On the Well-posedness of Bayesian Inverse Problems
The SIAM Student Paper Prize award ceremony is usually part of the SIAM Annual Meeting. However, due to the Corona Pandemic in 2020, the Annual Meeting will take place online – from 6 to 17 July 2020. The winners will receive their certificates by mail. SIAM interviews all award winners in 2020 in a video.
Well-posedness of Bayesian Inverse Problems
Dr. Jonas Latz receives the award for his paper "On the Well-posedness of Bayesian Inverse Problems", which was published in the SIAM/ASA Journal on Uncertainty Quantification 8(1). In his work, he shows the well-posedness of a large class of Bayesian inverse problems.
Well-posedness means that the solution of a Bayesian inverse problem
- is unique, and
- is stable with regard to marginal disturbances in the data.
What is an inverse problem? An example
In an inverse problem, unknown model parameters are estimated from measured data. For example, researchers need a transport model to determine the velocity of radioactive particles in the groundwater around a nuclear waste repository. An important parameter of this transport model is the permeability of the groundwater reservoir in this area.
The inverse problem is to estimate the permeability based on measurements of the groundwater pressure at different locations in the area. However, model complexity, lack of data and/or measurement errors in the data in this and other inverse problems mean that the parameter cannot be determined unambiguously. There remains uncertainty in the parameter. This uncertainty is determined in a Bayesian inverse problem - using Bayesian statistics.
Bayesian inverse problems
For a Bayesian inverse problem, mathematicians assume that the parameter – for example, the permeability – is a random variable whose distribution describes the knowledge of the parameter before the measurements are observed. This distribution is therefore also called the prior distribution.
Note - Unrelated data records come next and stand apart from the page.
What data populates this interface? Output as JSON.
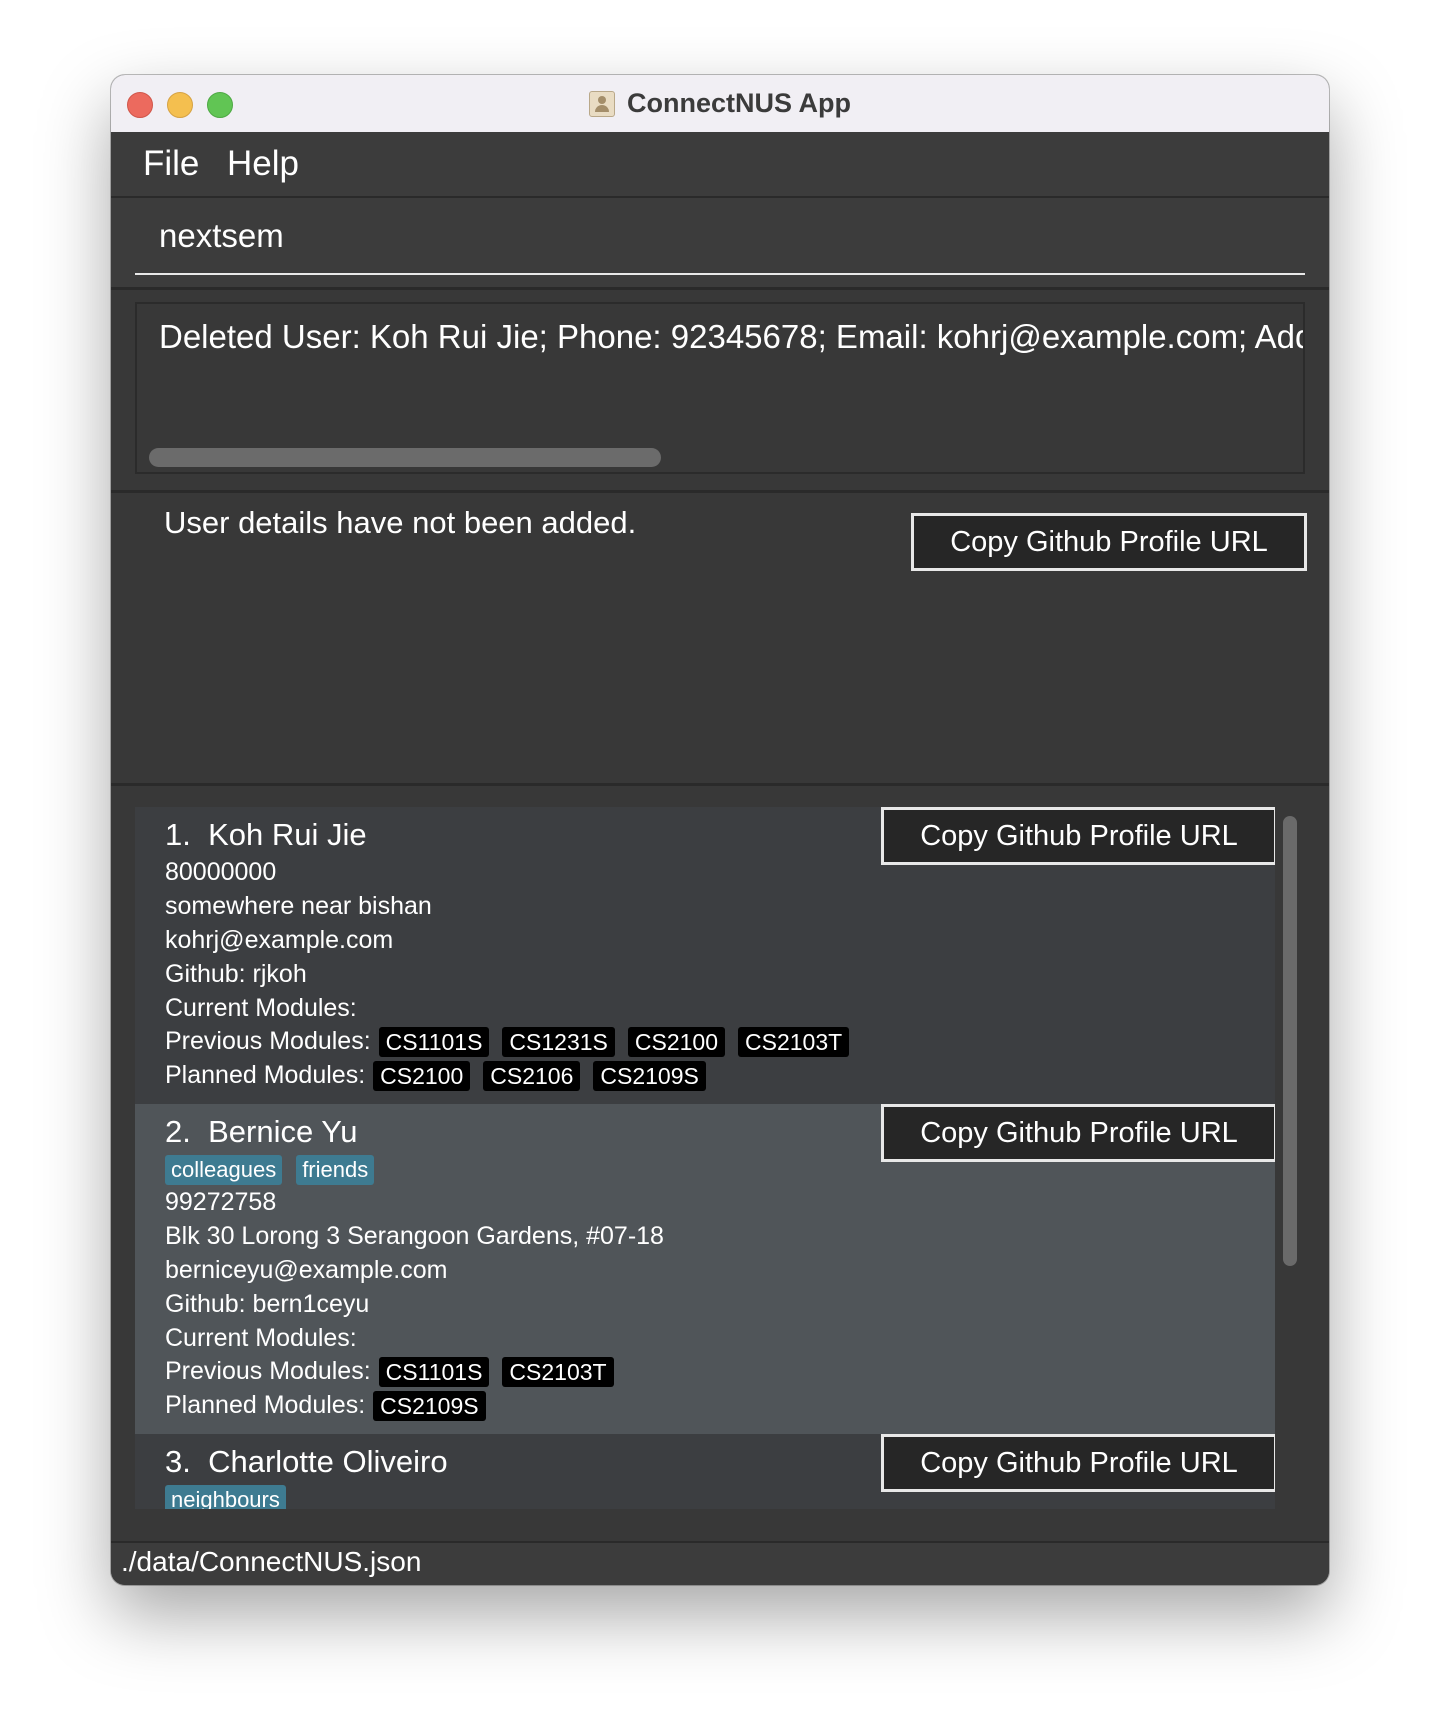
{
  "window": {
    "title": "ConnectNUS App",
    "icon": "contact-card-icon"
  },
  "menu": {
    "items": [
      "File",
      "Help"
    ]
  },
  "command_box": {
    "value": "nextsem",
    "placeholder": ""
  },
  "result_display": {
    "text": "Deleted User: Koh Rui Jie; Phone: 92345678; Email: kohrj@example.com; Address: somewhere near bishan"
  },
  "user_detail": {
    "message": "User details have not been added.",
    "copy_button_label": "Copy Github Profile URL"
  },
  "persons": [
    {
      "index": "1.",
      "name": "Koh Rui Jie",
      "tags": [],
      "phone": "80000000",
      "address": "somewhere near bishan",
      "email": "kohrj@example.com",
      "github": "Github: rjkoh",
      "current_label": "Current Modules:",
      "current_modules": [],
      "previous_label": "Previous Modules:",
      "previous_modules": [
        "CS1101S",
        "CS1231S",
        "CS2100",
        "CS2103T"
      ],
      "planned_label": "Planned Modules:",
      "planned_modules": [
        "CS2100",
        "CS2106",
        "CS2109S"
      ],
      "copy_button_label": "Copy Github Profile URL"
    },
    {
      "index": "2.",
      "name": "Bernice Yu",
      "tags": [
        "colleagues",
        "friends"
      ],
      "phone": "99272758",
      "address": "Blk 30 Lorong 3 Serangoon Gardens, #07-18",
      "email": "berniceyu@example.com",
      "github": "Github: bern1ceyu",
      "current_label": "Current Modules:",
      "current_modules": [],
      "previous_label": "Previous Modules:",
      "previous_modules": [
        "CS1101S",
        "CS2103T"
      ],
      "planned_label": "Planned Modules:",
      "planned_modules": [
        "CS2109S"
      ],
      "copy_button_label": "Copy Github Profile URL"
    },
    {
      "index": "3.",
      "name": "Charlotte Oliveiro",
      "tags": [
        "neighbours"
      ],
      "copy_button_label": "Copy Github Profile URL"
    }
  ],
  "status_bar": {
    "path": "./data/ConnectNUS.json"
  },
  "colors": {
    "background": "#3c3c3c",
    "card_odd": "#3c3e41",
    "card_even": "#505559",
    "tag": "#3e7b91",
    "module_tag": "#000000"
  }
}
In Bayesian inverse problems, they now determine the posterior distribution of the parameter. Here, the random parameter is conditioned with respect to the observation of the measured data having occurred in this way – for example the values of the groundwater pressure have been observed. The posterior distribution thus allows statements to be made about the unknown parameter: The mean value serves as an estimator for the parameter; the variance represents the dispersion of the uncertainty around the mean value.
If the posterior permeability is combined with the transport model, the probability can be estimated with which an escaping radioactive particle will reach the next inhabited area through the groundwater within a time span.
New results simplify applications
The results of Dr. Latz are particularly significant for the practical application of the Bayesian approach: Well-posedness can now often be shown without analyzing the underlying – often very complex – model. This simplifies the application considerably. The paper also allows for other distance concepts on the set of probability measures.
Dr. Jonas Latz received his doctorate at the TUM Department of Mathematics in December 2019 under the supervision of Professor Elisabeth Ullmann. Since January 2020 he is a postdoc at the University of Cambridge, United Kingdom.